- _TASK_
Within the data below, find the string "title" and return each line where it occurs.

##### INPUT FOR THIS TASK #####

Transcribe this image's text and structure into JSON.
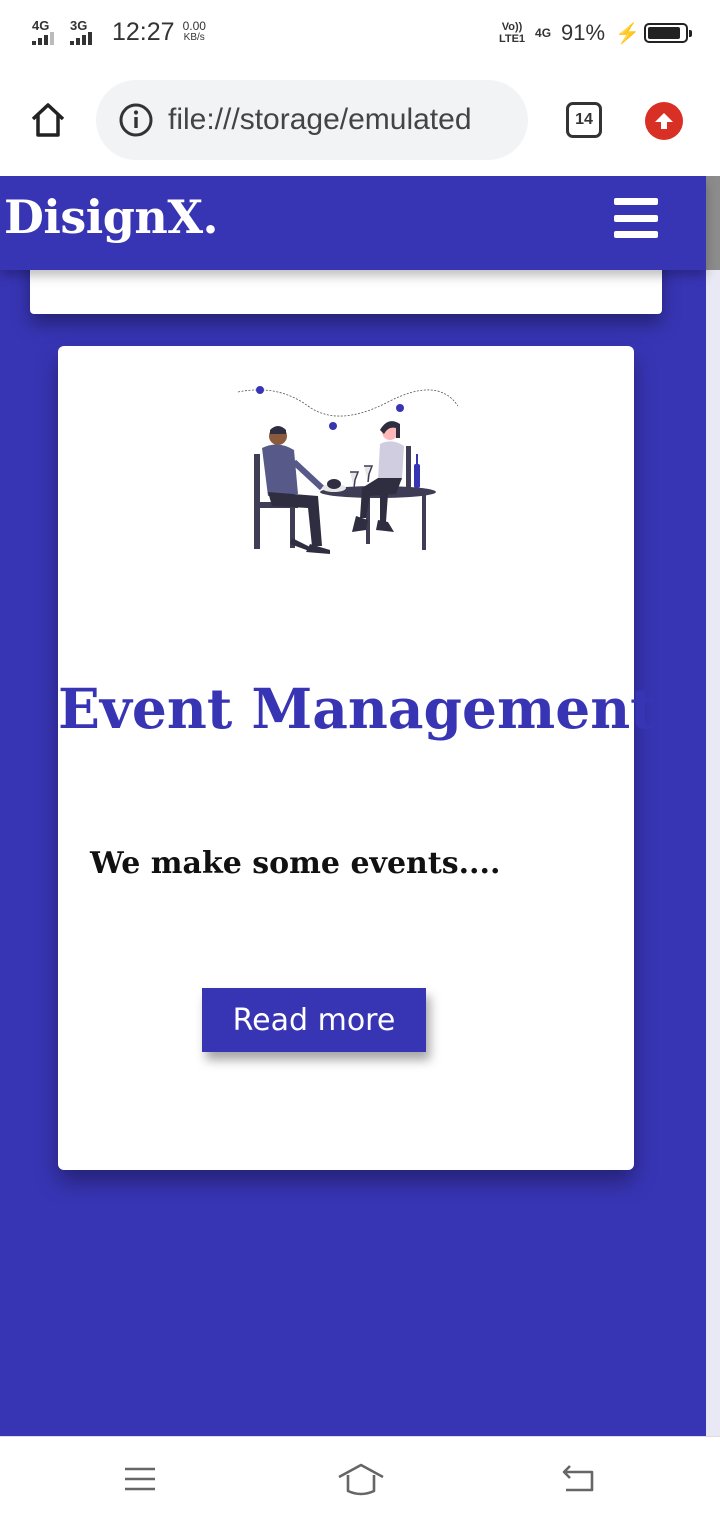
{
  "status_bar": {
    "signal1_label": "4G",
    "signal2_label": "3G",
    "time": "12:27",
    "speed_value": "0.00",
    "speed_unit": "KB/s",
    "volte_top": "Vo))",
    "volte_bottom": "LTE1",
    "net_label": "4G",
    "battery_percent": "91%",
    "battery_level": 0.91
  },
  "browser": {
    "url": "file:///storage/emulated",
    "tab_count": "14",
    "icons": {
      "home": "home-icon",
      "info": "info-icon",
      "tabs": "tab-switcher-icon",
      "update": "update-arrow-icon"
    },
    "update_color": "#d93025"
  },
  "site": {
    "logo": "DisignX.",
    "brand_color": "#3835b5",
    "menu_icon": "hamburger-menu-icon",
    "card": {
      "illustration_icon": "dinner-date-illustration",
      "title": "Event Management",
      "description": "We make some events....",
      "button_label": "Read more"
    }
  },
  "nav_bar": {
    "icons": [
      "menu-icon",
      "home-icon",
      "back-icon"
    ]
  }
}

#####
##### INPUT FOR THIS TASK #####

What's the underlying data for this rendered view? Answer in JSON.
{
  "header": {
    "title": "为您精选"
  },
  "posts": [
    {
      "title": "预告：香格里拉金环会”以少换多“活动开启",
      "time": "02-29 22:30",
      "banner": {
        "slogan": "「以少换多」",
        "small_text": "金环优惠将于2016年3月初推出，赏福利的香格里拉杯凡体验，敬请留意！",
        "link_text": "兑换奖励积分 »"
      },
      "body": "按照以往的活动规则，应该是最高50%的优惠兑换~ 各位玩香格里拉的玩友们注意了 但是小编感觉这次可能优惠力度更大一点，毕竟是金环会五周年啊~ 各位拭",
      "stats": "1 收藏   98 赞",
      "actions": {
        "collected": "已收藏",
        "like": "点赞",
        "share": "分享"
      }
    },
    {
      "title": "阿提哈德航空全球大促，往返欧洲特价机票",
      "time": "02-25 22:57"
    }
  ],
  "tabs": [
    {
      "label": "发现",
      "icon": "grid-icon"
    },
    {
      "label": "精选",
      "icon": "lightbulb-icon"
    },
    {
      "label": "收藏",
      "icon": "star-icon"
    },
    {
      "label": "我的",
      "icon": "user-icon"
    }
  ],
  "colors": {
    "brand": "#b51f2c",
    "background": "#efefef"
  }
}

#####

- _SOLUTION FOR THIS EXERCISE_
      "title": "Event Management",
    "title": "为您精选"
      "title": "预告：香格里拉金环会”以少换多“活动开启",
      "title": "阿提哈德航空全球大促，往返欧洲特价机票",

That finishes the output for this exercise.